Within just one generation, however, the ideology of class would replace the ideology of race as the reigning dogma of Western intellectuals. The demand for “equality” – loosely defined and vaguely understood – would radically change not only race relations, but our traditional understanding of the purpose of government, the distinction between public and private spheres of activity, the rights of property holders, and the meaning of federalism. According to Professor Fite, Southerners like Russell resisted the new thinking for too long.

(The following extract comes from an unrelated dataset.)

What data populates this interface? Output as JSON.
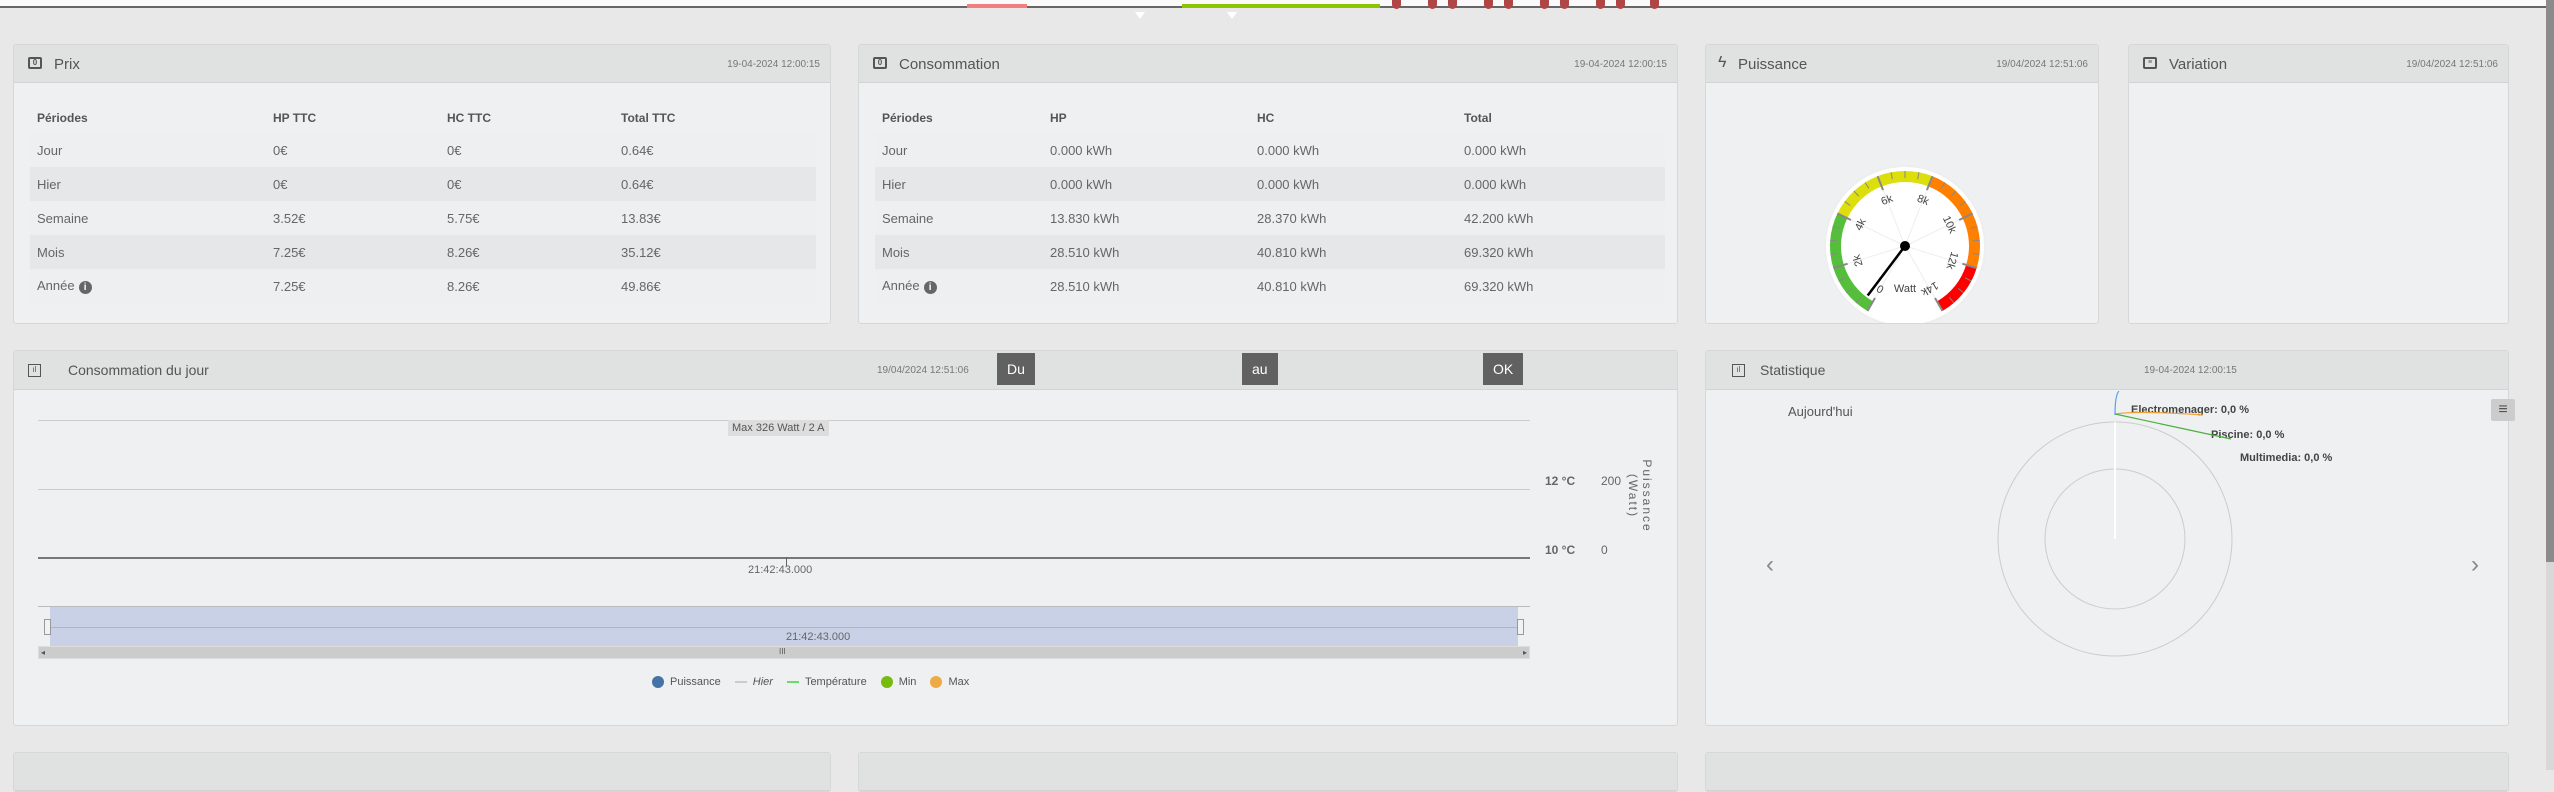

Timing appears to be everything when Northern historians hand down moral verdicts. Just as slavery does not become a “crisis” until after the last Northern state has discarded the institution, so racial segregation becomes morally intolerable only after it is out of fashion (at least on the surface) in the North. Accordingly, Professor Fite is willing to forgive champions of segregation like Lyndon Johnson who defected at the politically correct moment in history. But Richard Russell was incapable of this. Professor Fite himself explains why: “He [Russell] personified the ancient values of integrity, reliability, fairness, and kindness, and viewed women in a special light. These were values that were losing ground in American life and politics.” And he might also have added, these values have lost considerable ground in the writing of biographical history – if the Professor’s recent work represents the trend. Professor Fite’s indignation comes a little late in his career to be entirely convincing to this reviewer. He has held the Richard Russell history chair at the University of Georgia for the past fifteen years and received much research assistance from the Richard Russell library. Granted that a scholar is not required to entirely approve the attitude and conduct of his patron, he should, at least, refrain from acting as that patron’s moral judge.
In the Book of Genesis we are told that Ham, one of die sons of Noah, once found the patriarch naked and unmanned by strong drink. In a spirit of mockery, he told his two brothers, who piously averted their eyes and covered the old man’s shame. Perhaps Ham would have done better to wait to tell the story until his father was in the tomb. Then he could have written -with a generous subvention from the family foundation — a hostile biography of Noah and thus disguise impudent mockery as superior morality. Ham would have gained, perhaps, a little more prestige among his contemporaries. But he would not have escaped the old man’s curse.
There is much we can learn from Professor Fite’s work, without joining in his egregious moralizing, just as we can revere “the Georgia Giant” without adopting his generation’s view of racial issues. This is prudence – and morality too. For, Southerners who know their Bible know that we are not required -nor even permitted – to judge our fathers. We are required to honor them.